Accompanied by the requisite radish and lime slices, my sope (like a small, very thick corn tortilla piled with meat, lettuce, tomato, beans, onion, cilantro, queso cotija, sour cream and salsa) was refreshing. The crispness of the lettuce and of the sope’s fried-masa base, together with the tang of the cheese and the Mexican-style sour cream, were perfect for a hot summer day. And the meat in my tacos was juicy and seasoned just right. It’s amazing how much meat they can pack into a little corn tortilla!

My co-diners’ hefty, hearty burritos had just the right balance of ingredients; they were neither dry nor soggy, as is sometimes the case with taqueria fare.

If you have not tried the food at Casa Lupe Taquería, you must.
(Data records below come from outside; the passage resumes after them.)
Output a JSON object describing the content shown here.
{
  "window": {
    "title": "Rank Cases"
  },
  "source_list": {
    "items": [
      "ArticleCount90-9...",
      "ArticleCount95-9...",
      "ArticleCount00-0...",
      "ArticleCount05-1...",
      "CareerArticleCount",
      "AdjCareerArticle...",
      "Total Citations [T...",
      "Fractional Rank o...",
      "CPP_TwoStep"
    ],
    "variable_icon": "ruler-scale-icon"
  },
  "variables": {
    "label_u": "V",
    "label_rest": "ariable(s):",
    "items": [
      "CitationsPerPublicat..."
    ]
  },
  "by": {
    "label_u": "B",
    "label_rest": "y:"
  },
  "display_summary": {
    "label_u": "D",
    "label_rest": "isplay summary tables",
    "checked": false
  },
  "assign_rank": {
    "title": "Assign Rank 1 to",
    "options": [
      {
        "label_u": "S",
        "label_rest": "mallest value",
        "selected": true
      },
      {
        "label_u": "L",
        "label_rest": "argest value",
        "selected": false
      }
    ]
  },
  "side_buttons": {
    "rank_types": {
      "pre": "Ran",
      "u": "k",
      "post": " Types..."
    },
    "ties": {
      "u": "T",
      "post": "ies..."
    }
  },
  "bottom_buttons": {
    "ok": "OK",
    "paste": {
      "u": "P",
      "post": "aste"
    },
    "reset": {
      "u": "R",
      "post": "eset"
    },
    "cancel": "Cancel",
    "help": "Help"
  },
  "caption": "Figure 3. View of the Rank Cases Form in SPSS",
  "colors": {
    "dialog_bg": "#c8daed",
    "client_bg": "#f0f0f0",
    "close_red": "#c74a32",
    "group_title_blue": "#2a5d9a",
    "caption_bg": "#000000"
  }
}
Now you can no longer say—as so many people I have raved about the place to have said—“I didn’t even know it was there!”

And I’ll get to say, “I told you so.”